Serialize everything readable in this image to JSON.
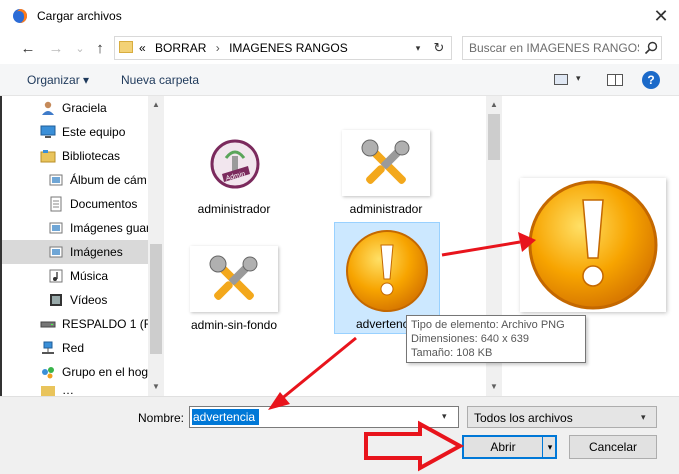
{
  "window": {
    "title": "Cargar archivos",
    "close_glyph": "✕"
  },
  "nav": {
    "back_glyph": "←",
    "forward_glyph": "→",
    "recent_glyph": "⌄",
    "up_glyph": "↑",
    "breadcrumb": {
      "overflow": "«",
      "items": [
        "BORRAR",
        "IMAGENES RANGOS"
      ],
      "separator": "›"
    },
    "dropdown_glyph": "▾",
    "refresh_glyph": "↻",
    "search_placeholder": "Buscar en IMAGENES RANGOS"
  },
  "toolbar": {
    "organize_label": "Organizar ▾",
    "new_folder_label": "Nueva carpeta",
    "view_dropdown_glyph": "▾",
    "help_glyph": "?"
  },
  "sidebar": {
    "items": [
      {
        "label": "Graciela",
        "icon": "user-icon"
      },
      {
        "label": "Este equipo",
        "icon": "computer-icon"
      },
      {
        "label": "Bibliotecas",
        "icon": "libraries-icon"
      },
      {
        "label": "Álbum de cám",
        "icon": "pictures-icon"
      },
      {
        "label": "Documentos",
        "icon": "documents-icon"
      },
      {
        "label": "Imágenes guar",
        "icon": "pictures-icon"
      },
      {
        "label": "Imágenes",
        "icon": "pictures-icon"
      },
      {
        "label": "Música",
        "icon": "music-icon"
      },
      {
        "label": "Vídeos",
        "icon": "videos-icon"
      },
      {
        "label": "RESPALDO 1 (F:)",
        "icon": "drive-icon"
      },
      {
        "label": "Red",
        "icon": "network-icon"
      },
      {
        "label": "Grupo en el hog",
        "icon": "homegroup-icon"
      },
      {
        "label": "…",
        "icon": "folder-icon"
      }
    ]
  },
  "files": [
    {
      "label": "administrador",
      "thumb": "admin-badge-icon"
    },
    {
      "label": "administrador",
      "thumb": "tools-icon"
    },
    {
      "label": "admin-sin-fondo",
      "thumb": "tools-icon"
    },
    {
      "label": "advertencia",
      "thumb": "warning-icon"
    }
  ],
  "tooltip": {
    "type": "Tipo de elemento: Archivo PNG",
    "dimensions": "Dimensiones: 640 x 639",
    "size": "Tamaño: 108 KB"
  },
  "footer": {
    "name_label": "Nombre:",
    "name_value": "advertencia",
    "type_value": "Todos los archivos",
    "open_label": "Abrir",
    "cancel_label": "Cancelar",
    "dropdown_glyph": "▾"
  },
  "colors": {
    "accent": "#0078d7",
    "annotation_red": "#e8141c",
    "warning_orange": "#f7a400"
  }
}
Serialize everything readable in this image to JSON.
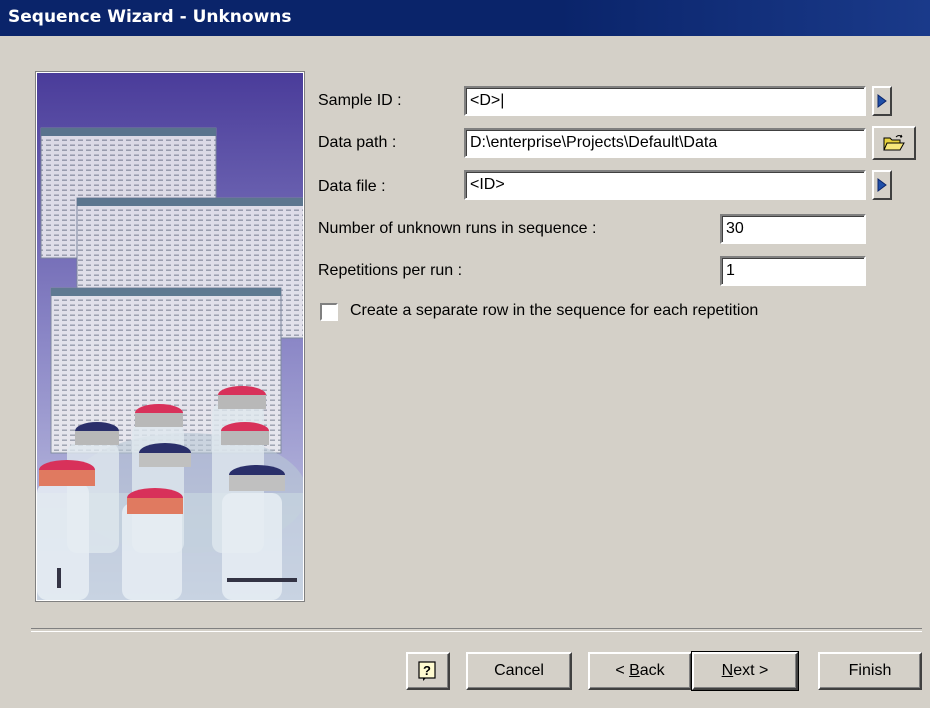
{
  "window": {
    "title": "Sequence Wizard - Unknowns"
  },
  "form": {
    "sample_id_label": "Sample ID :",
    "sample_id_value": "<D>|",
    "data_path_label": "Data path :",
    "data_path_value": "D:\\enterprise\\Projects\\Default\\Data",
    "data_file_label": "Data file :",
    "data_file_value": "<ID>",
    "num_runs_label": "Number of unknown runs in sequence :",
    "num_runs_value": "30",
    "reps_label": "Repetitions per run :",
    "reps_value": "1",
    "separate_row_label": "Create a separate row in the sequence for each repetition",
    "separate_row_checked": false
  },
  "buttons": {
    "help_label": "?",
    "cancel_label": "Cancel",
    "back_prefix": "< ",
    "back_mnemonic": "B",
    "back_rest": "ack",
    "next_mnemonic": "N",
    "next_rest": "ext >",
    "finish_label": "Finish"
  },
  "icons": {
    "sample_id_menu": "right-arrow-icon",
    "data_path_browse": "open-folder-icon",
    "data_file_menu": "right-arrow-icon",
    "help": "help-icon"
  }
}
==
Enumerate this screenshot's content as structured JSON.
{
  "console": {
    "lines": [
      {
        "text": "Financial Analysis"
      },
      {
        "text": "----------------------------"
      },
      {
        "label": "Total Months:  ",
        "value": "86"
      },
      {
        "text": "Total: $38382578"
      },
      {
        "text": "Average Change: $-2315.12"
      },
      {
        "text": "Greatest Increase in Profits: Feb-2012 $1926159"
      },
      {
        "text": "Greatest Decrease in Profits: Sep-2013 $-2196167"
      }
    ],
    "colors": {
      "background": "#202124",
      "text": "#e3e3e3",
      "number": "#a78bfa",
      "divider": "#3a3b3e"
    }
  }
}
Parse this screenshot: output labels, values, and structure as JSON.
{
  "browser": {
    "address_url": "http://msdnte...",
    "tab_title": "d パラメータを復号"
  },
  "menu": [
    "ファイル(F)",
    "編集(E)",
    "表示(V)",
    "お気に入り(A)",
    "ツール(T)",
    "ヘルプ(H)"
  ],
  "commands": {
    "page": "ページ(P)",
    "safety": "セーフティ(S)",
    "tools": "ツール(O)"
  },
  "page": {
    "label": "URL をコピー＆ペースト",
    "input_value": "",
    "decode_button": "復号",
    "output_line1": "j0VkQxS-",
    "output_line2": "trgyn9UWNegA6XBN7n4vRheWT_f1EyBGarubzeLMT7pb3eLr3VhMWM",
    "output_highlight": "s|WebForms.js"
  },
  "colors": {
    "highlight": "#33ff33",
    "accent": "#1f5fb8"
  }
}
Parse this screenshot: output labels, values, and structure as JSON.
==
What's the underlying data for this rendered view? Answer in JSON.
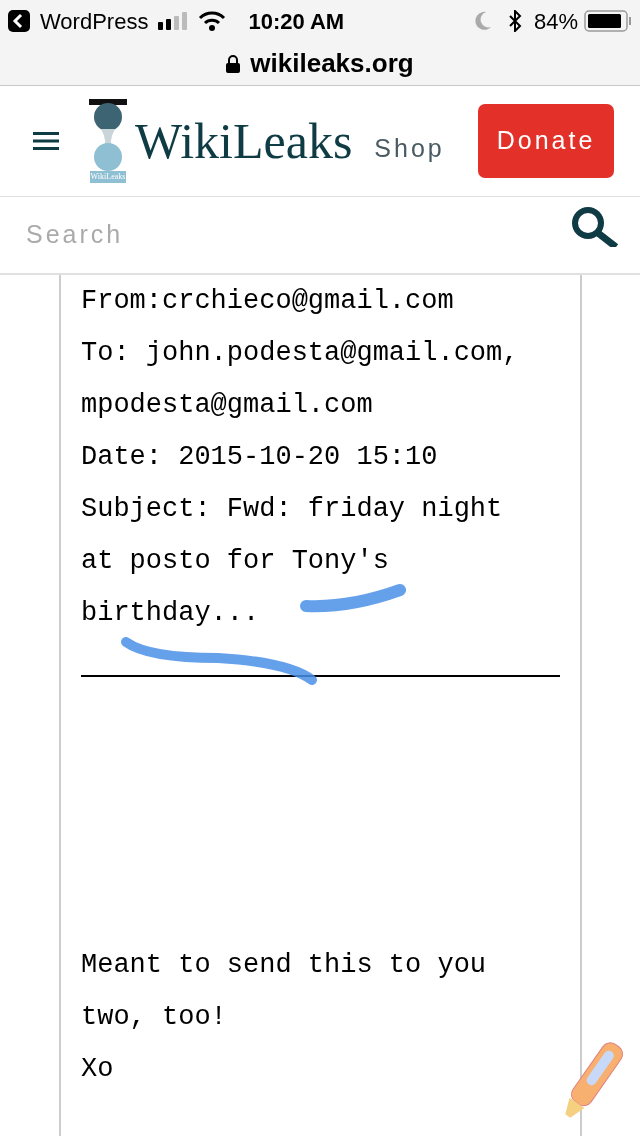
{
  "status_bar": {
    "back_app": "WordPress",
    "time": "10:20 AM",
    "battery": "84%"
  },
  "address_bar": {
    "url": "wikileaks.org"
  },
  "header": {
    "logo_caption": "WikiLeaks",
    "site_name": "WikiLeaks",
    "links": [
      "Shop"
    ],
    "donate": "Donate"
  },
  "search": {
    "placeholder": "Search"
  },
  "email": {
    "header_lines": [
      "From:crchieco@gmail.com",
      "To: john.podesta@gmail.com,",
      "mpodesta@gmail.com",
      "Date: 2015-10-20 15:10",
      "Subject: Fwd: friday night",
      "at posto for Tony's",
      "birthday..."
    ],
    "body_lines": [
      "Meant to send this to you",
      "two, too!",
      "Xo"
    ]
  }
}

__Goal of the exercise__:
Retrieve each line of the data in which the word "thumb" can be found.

__Solution for this exercise__:
      "thumb": "admin-badge-icon"
      "thumb": "tools-icon"
      "thumb": "tools-icon"
      "thumb": "warning-icon"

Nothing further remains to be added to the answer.